My brothers, it was to us that this message of salvation was sent forth. The inhabitants of Jerusalem and their rulers failed to recognize him, and in condemning him they fulfilled the words of the prophets which we read sabbath after sabbath. Even though they found no charge against him which deserved death, they begged Pilate to have him executed. Once they had brought about all that had been written of him, they took him down from the tree and laid him in a tomb. Yet God raised him from the dead.
~Acts 13:26-30

Friday, April 14, 2017

Good Friday Hymn

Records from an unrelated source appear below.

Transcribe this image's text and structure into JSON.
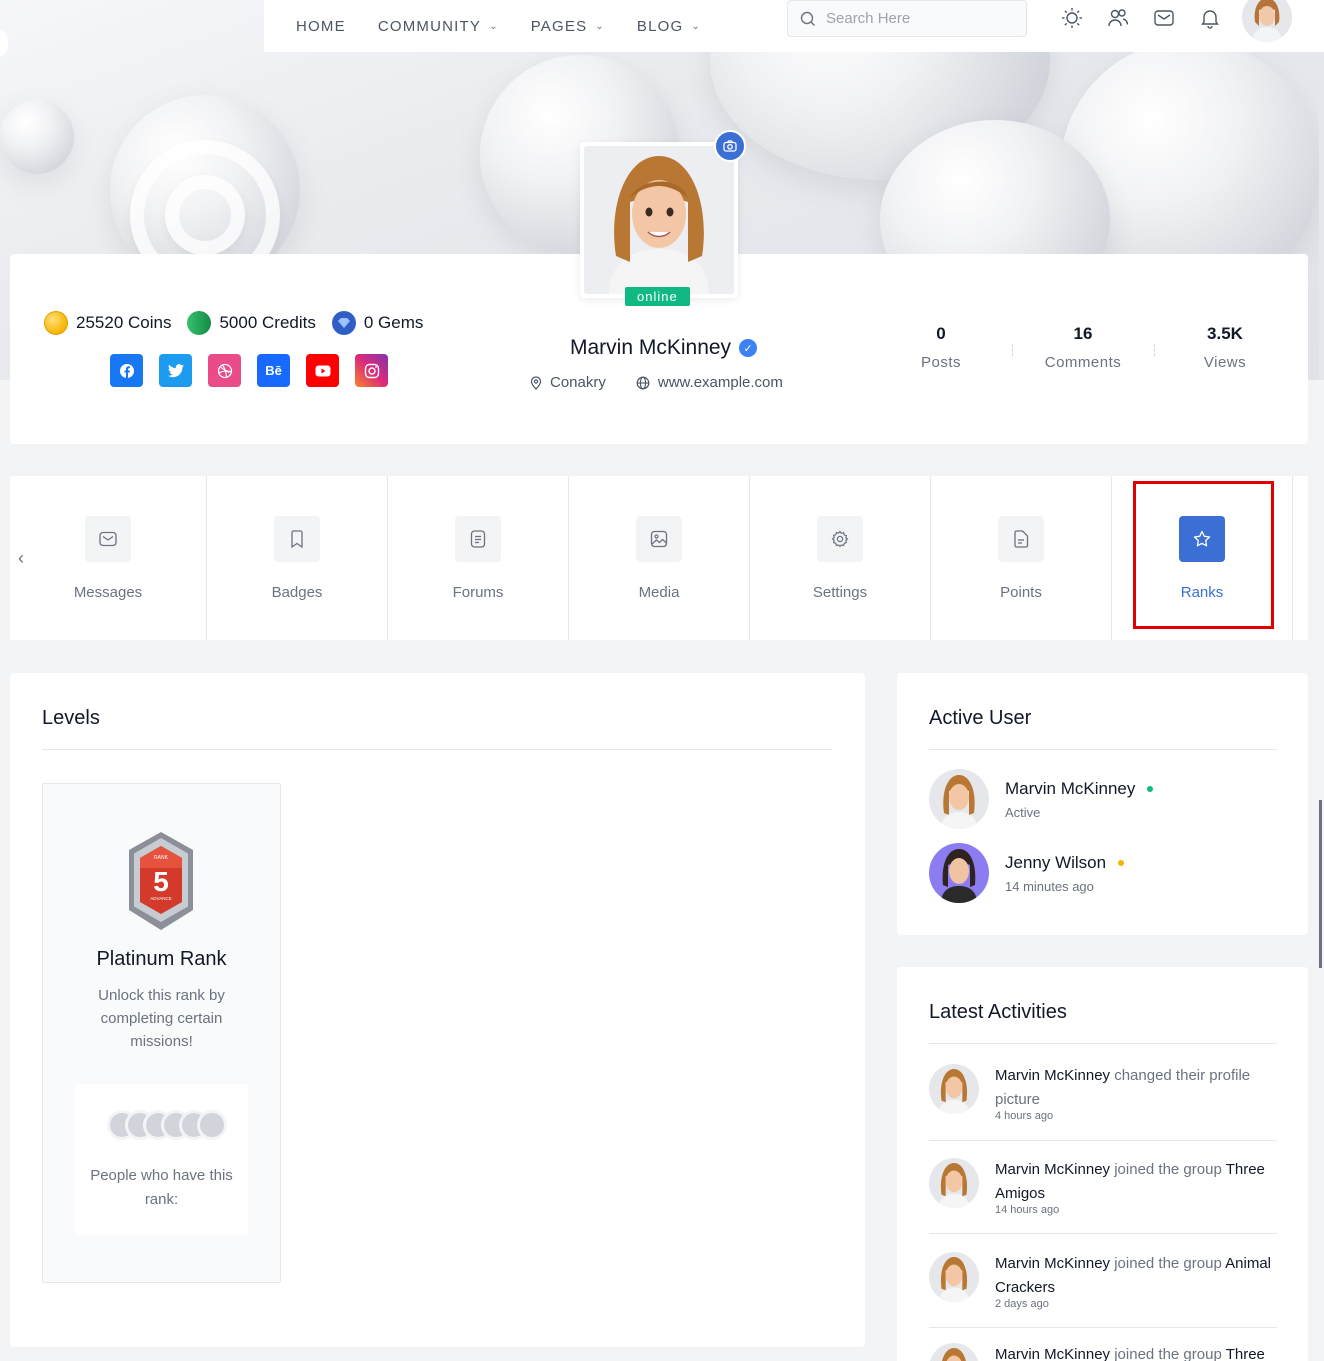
{
  "nav": {
    "items": [
      {
        "label": "HOME",
        "has_dropdown": false
      },
      {
        "label": "COMMUNITY",
        "has_dropdown": true
      },
      {
        "label": "PAGES",
        "has_dropdown": true
      },
      {
        "label": "BLOG",
        "has_dropdown": true
      }
    ],
    "search_placeholder": "Search Here",
    "icons": [
      "sun-icon",
      "users-icon",
      "mail-icon",
      "bell-icon"
    ]
  },
  "profile": {
    "status": "online",
    "name": "Marvin McKinney",
    "location": "Conakry",
    "website": "www.example.com",
    "currencies": [
      {
        "label": "25520 Coins",
        "icon": "coin-icon",
        "color": "#f5b400"
      },
      {
        "label": "5000 Credits",
        "icon": "credit-icon",
        "color": "#22a35a"
      },
      {
        "label": "0 Gems",
        "icon": "gem-icon",
        "color": "#2f5fc4"
      }
    ],
    "socials": [
      {
        "name": "facebook-icon",
        "color": "#1877f2",
        "glyph": "f"
      },
      {
        "name": "twitter-icon",
        "color": "#1d9bf0",
        "glyph": "t"
      },
      {
        "name": "dribbble-icon",
        "color": "#ea4c89",
        "glyph": "◎"
      },
      {
        "name": "behance-icon",
        "color": "#1769ff",
        "glyph": "Bē"
      },
      {
        "name": "youtube-icon",
        "color": "#ff0000",
        "glyph": "▶"
      },
      {
        "name": "instagram-icon",
        "color": "#e1306c",
        "glyph": "◻"
      }
    ],
    "stats": [
      {
        "value": "0",
        "label": "Posts"
      },
      {
        "value": "16",
        "label": "Comments"
      },
      {
        "value": "3.5K",
        "label": "Views"
      }
    ]
  },
  "tabs": [
    {
      "label": "Messages",
      "icon": "mail-icon",
      "active": false
    },
    {
      "label": "Badges",
      "icon": "bookmark-icon",
      "active": false
    },
    {
      "label": "Forums",
      "icon": "document-icon",
      "active": false
    },
    {
      "label": "Media",
      "icon": "image-icon",
      "active": false
    },
    {
      "label": "Settings",
      "icon": "gear-icon",
      "active": false
    },
    {
      "label": "Points",
      "icon": "file-icon",
      "active": false
    },
    {
      "label": "Ranks",
      "icon": "star-icon",
      "active": true
    }
  ],
  "levels": {
    "title": "Levels",
    "rank": {
      "badge_number": "5",
      "badge_top": "RANK",
      "badge_bottom": "ADVANCE",
      "title": "Platinum Rank",
      "description": "Unlock this rank by completing certain missions!",
      "people_label": "People who have this rank:"
    }
  },
  "active_users": {
    "title": "Active User",
    "users": [
      {
        "name": "Marvin McKinney",
        "status": "Active",
        "dot_color": "#10b981"
      },
      {
        "name": "Jenny Wilson",
        "status": "14 minutes ago",
        "dot_color": "#f5b400"
      }
    ]
  },
  "activities": {
    "title": "Latest Activities",
    "items": [
      {
        "actor": "Marvin McKinney",
        "action": " changed their profile picture",
        "target": "",
        "time": "4 hours ago"
      },
      {
        "actor": "Marvin McKinney",
        "action": " joined the group ",
        "target": "Three Amigos",
        "time": "14 hours ago"
      },
      {
        "actor": "Marvin McKinney",
        "action": " joined the group ",
        "target": "Animal Crackers",
        "time": "2 days ago"
      },
      {
        "actor": "Marvin McKinney",
        "action": " joined the group ",
        "target": "Three",
        "time": ""
      }
    ]
  }
}
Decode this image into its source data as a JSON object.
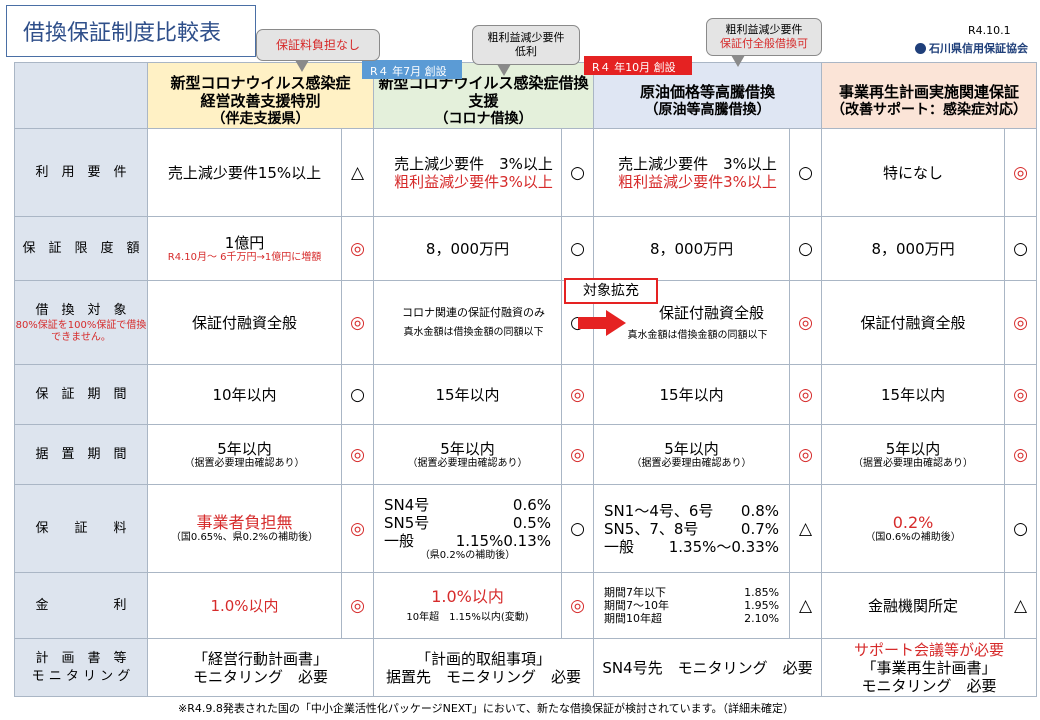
{
  "title": "借換保証制度比較表",
  "date": "R4.10.1",
  "org": "石川県信用保証協会",
  "callouts": {
    "a": "保証料負担なし",
    "b_line1": "粗利益減少要件",
    "b_line2": "低利",
    "c_line1": "粗利益減少要件",
    "c_line2": "保証付全般借換可"
  },
  "tags": {
    "blue": "R４ 年7月 創設",
    "red": "R４ 年10月 創設"
  },
  "headers": {
    "col1": [
      "新型コロナウイルス感染症",
      "経営改善支援特別",
      "（伴走支援県）"
    ],
    "col2": [
      "新型コロナウイルス感染症借換支援",
      "（コロナ借換）"
    ],
    "col3": [
      "原油価格等高騰借換",
      "（原油等高騰借換）"
    ],
    "col4": [
      "事業再生計画実施関連保証",
      "（改善サポート：感染症対応）"
    ]
  },
  "rows": {
    "riyo": {
      "label": "利　用　要　件",
      "c1": "売上減少要件15%以上",
      "m1": "△",
      "c2a": "売上減少要件　3%以上",
      "c2b": "粗利益減少要件3%以上",
      "m2": "○",
      "c3a": "売上減少要件　3%以上",
      "c3b": "粗利益減少要件3%以上",
      "m3": "○",
      "c4": "特になし",
      "m4": "◎"
    },
    "gendo": {
      "label": "保　証　限　度　額",
      "c1": "1億円",
      "c1b": "R4.10月～ 6千万円→1億円に増額",
      "m1": "◎",
      "c2": "8，000万円",
      "m2": "○",
      "c3": "8，000万円",
      "m3": "○",
      "c4": "8，000万円",
      "m4": "○"
    },
    "taisho": {
      "label": "借　換　対　象",
      "label_note": "80%保証を100%保証で借換できません。",
      "expand": "対象拡充",
      "c1": "保証付融資全般",
      "m1": "◎",
      "c2": "コロナ関連の保証付融資のみ",
      "c2b": "真水金額は借換金額の同額以下",
      "m2": "○",
      "c3": "保証付融資全般",
      "c3b": "真水金額は借換金額の同額以下",
      "m3": "◎",
      "c4": "保証付融資全般",
      "m4": "◎"
    },
    "kikan": {
      "label": "保　証　期　間",
      "c1": "10年以内",
      "m1": "○",
      "c2": "15年以内",
      "m2": "◎",
      "c3": "15年以内",
      "m3": "◎",
      "c4": "15年以内",
      "m4": "◎"
    },
    "sueoki": {
      "label": "据　置　期　間",
      "c1": "5年以内",
      "c1b": "（据置必要理由確認あり）",
      "m1": "◎",
      "c2": "5年以内",
      "c2b": "（据置必要理由確認あり）",
      "m2": "◎",
      "c3": "5年以内",
      "c3b": "（据置必要理由確認あり）",
      "m3": "◎",
      "c4": "5年以内",
      "c4b": "（据置必要理由確認あり）",
      "m4": "◎"
    },
    "hoshoryo": {
      "label": "保　　証　　料",
      "c1": "事業者負担無",
      "c1b": "（国0.65%、県0.2%の補助後）",
      "m1": "◎",
      "c2_l1a": "SN4号",
      "c2_l1b": "0.6%",
      "c2_l2a": "SN5号",
      "c2_l2b": "0.5%",
      "c2_l3a": "一般",
      "c2_l3b": "1.15%0.13%",
      "c2_note": "（県0.2%の補助後）",
      "m2": "○",
      "c3_l1a": "SN1～4号、6号",
      "c3_l1b": "0.8%",
      "c3_l2a": "SN5、7、8号",
      "c3_l2b": "0.7%",
      "c3_l3a": "一般",
      "c3_l3b": "1.35%～0.33%",
      "m3": "△",
      "c4": "0.2%",
      "c4b": "（国0.6%の補助後）",
      "m4": "○"
    },
    "kinri": {
      "label": "金　　　　　利",
      "c1": "1.0%以内",
      "m1": "◎",
      "c2": "1.0%以内",
      "c2b": "10年超　1.15%以内(変動)",
      "m2": "◎",
      "c3_l1a": "期間7年以下",
      "c3_l1b": "1.85%",
      "c3_l2a": "期間7～10年",
      "c3_l2b": "1.95%",
      "c3_l3a": "期間10年超",
      "c3_l3b": "2.10%",
      "m3": "△",
      "c4": "金融機関所定",
      "m4": "△"
    },
    "keikaku": {
      "label1": "計　画　書　等",
      "label2": "モ ニ タ リ ン グ",
      "c1a": "「経営行動計画書」",
      "c1b": "モニタリング　必要",
      "c2a": "「計画的取組事項」",
      "c2b": "据置先　モニタリング　必要",
      "c3": "SN4号先　モニタリング　必要",
      "c4a": "サポート会議等が必要",
      "c4b": "「事業再生計画書」",
      "c4c": "モニタリング　必要"
    }
  },
  "footnote": "※R4.9.8発表された国の「中小企業活性化パッケージNEXT」において、新たな借換保証が検討されています。（詳細未確定）",
  "colors": {
    "accent_red": "#d62b2b",
    "accent_blue": "#5b9bd5",
    "title_blue": "#2f4f8a"
  }
}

Jesus, Our Savior, Lord Of All the Nations

Refrain:
Hear us, almighty Lord, show us your mercy
Sinners, we stand here before you.

Jesus, our Savior, Lord of all the nations,
Christ our Redeemer, hear the prayers we offer,
Spare us and save us, comfort us in sorrow.

Refrain

Word of the Father, keystone of God’s building,
Source of our gladness, gateway to the Kingdom,
Free us in mercy from the sins that bind us.

Refrain

God of compassion, Lord of might and splendor,
Graciously listen, hear our cries of anguish.
Touch us, and heal us where our sins have wounded.

Refrain

Humbly confessing that we have offended,
Stripped of illusions, naked in our sorrow,
Pardon, Lord Jesus, those your blood has ransomed.

Refrain

Innocent captive, you were led to slaughter,
Sentenced by sinners when they brought false witness.
Keep from damnation those your death has rescued.

Refrain:
Hear us, almighty Lord, show us your mercy
Sinners, we stand here before you.

Tune: Attende Domine 11.11.11 with Refrain
Music: Gregorian, Mode V
Text: Latin, tenth century
Translation: Ralph Wright, OSB, 1938-

Thursday, April 13, 2017

Sonnet for Maundy Thursday

Here is the source of every sacrament,
The all-transforming presence of the Lord,
Replenishing our every element
Remaking us in his creative Word.
For here the earth herself gives bread and wine,
The air delights to bear his Spirit’s speech,
The fire dances where the candles shine,
The waters cleanse us with His gentle touch.
And here He shows the full extent of love
To us whose love is always incomplete,
In vain we search the heavens high above,
The God of love is kneeling at our feet.
Though we betray Him, though it is the night.
He meets us here and loves us into light.

~Malcolm Guite